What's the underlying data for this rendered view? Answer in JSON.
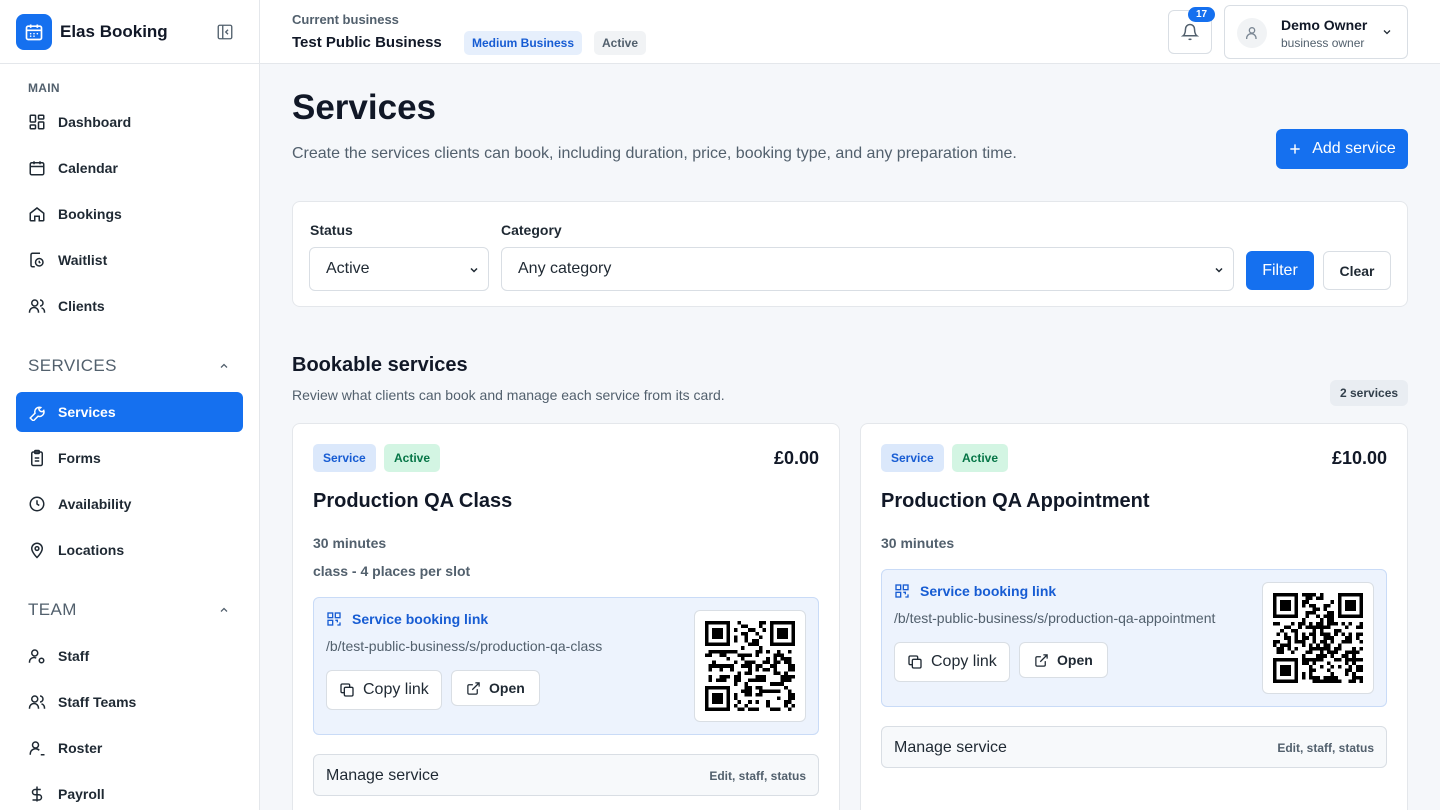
{
  "app": {
    "name": "Elas Booking"
  },
  "sidebar": {
    "main_label": "MAIN",
    "main_items": [
      {
        "label": "Dashboard",
        "icon": "dashboard-icon"
      },
      {
        "label": "Calendar",
        "icon": "calendar-icon"
      },
      {
        "label": "Bookings",
        "icon": "home-icon"
      },
      {
        "label": "Waitlist",
        "icon": "waitlist-icon"
      },
      {
        "label": "Clients",
        "icon": "users-icon"
      }
    ],
    "services_label": "SERVICES",
    "services_items": [
      {
        "label": "Services",
        "icon": "wrench-icon",
        "active": true
      },
      {
        "label": "Forms",
        "icon": "clipboard-icon"
      },
      {
        "label": "Availability",
        "icon": "clock-icon"
      },
      {
        "label": "Locations",
        "icon": "map-pin-icon"
      }
    ],
    "team_label": "TEAM",
    "team_items": [
      {
        "label": "Staff",
        "icon": "user-cog-icon"
      },
      {
        "label": "Staff Teams",
        "icon": "users-icon"
      },
      {
        "label": "Roster",
        "icon": "user-icon"
      },
      {
        "label": "Payroll",
        "icon": "dollar-icon"
      }
    ]
  },
  "header": {
    "current_label": "Current business",
    "business_name": "Test Public Business",
    "plan_badge": "Medium Business",
    "status_badge": "Active",
    "notification_count": "17",
    "user_name": "Demo Owner",
    "user_role": "business owner"
  },
  "page": {
    "title": "Services",
    "subtitle": "Create the services clients can book, including duration, price, booking type, and any preparation time.",
    "add_button": "Add service"
  },
  "filters": {
    "status_label": "Status",
    "status_value": "Active",
    "category_label": "Category",
    "category_value": "Any category",
    "filter_button": "Filter",
    "clear_button": "Clear"
  },
  "section": {
    "title": "Bookable services",
    "subtitle": "Review what clients can book and manage each service from its card.",
    "count": "2 services"
  },
  "services": [
    {
      "type_tag": "Service",
      "status_tag": "Active",
      "price": "£0.00",
      "name": "Production QA Class",
      "duration": "30 minutes",
      "capacity": "class - 4 places per slot",
      "link_title": "Service booking link",
      "link_url": "/b/test-public-business/s/production-qa-class",
      "copy_label": "Copy link",
      "open_label": "Open",
      "manage_label": "Manage service",
      "manage_hint": "Edit, staff, status"
    },
    {
      "type_tag": "Service",
      "status_tag": "Active",
      "price": "£10.00",
      "name": "Production QA Appointment",
      "duration": "30 minutes",
      "link_title": "Service booking link",
      "link_url": "/b/test-public-business/s/production-qa-appointment",
      "copy_label": "Copy link",
      "open_label": "Open",
      "manage_label": "Manage service",
      "manage_hint": "Edit, staff, status"
    }
  ],
  "colors": {
    "accent": "#1570ef",
    "tag_service_bg": "#dbe8fb",
    "tag_active_bg": "#d3f5e3",
    "tag_active_text": "#067647"
  }
}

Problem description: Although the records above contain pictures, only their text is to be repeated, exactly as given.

Finished task:
What's the underlying data for this rendered view? Answer in JSON.
{
  "app": {
    "name": "Elas Booking"
  },
  "sidebar": {
    "main_label": "MAIN",
    "main_items": [
      {
        "label": "Dashboard",
        "icon": "dashboard-icon"
      },
      {
        "label": "Calendar",
        "icon": "calendar-icon"
      },
      {
        "label": "Bookings",
        "icon": "home-icon"
      },
      {
        "label": "Waitlist",
        "icon": "waitlist-icon"
      },
      {
        "label": "Clients",
        "icon": "users-icon"
      }
    ],
    "services_label": "SERVICES",
    "services_items": [
      {
        "label": "Services",
        "icon": "wrench-icon",
        "active": true
      },
      {
        "label": "Forms",
        "icon": "clipboard-icon"
      },
      {
        "label": "Availability",
        "icon": "clock-icon"
      },
      {
        "label": "Locations",
        "icon": "map-pin-icon"
      }
    ],
    "team_label": "TEAM",
    "team_items": [
      {
        "label": "Staff",
        "icon": "user-cog-icon"
      },
      {
        "label": "Staff Teams",
        "icon": "users-icon"
      },
      {
        "label": "Roster",
        "icon": "user-icon"
      },
      {
        "label": "Payroll",
        "icon": "dollar-icon"
      }
    ]
  },
  "header": {
    "current_label": "Current business",
    "business_name": "Test Public Business",
    "plan_badge": "Medium Business",
    "status_badge": "Active",
    "notification_count": "17",
    "user_name": "Demo Owner",
    "user_role": "business owner"
  },
  "page": {
    "title": "Services",
    "subtitle": "Create the services clients can book, including duration, price, booking type, and any preparation time.",
    "add_button": "Add service"
  },
  "filters": {
    "status_label": "Status",
    "status_value": "Active",
    "category_label": "Category",
    "category_value": "Any category",
    "filter_button": "Filter",
    "clear_button": "Clear"
  },
  "section": {
    "title": "Bookable services",
    "subtitle": "Review what clients can book and manage each service from its card.",
    "count": "2 services"
  },
  "services": [
    {
      "type_tag": "Service",
      "status_tag": "Active",
      "price": "£0.00",
      "name": "Production QA Class",
      "duration": "30 minutes",
      "capacity": "class - 4 places per slot",
      "link_title": "Service booking link",
      "link_url": "/b/test-public-business/s/production-qa-class",
      "copy_label": "Copy link",
      "open_label": "Open",
      "manage_label": "Manage service",
      "manage_hint": "Edit, staff, status"
    },
    {
      "type_tag": "Service",
      "status_tag": "Active",
      "price": "£10.00",
      "name": "Production QA Appointment",
      "duration": "30 minutes",
      "link_title": "Service booking link",
      "link_url": "/b/test-public-business/s/production-qa-appointment",
      "copy_label": "Copy link",
      "open_label": "Open",
      "manage_label": "Manage service",
      "manage_hint": "Edit, staff, status"
    }
  ],
  "colors": {
    "accent": "#1570ef",
    "tag_service_bg": "#dbe8fb",
    "tag_active_bg": "#d3f5e3",
    "tag_active_text": "#067647"
  }
}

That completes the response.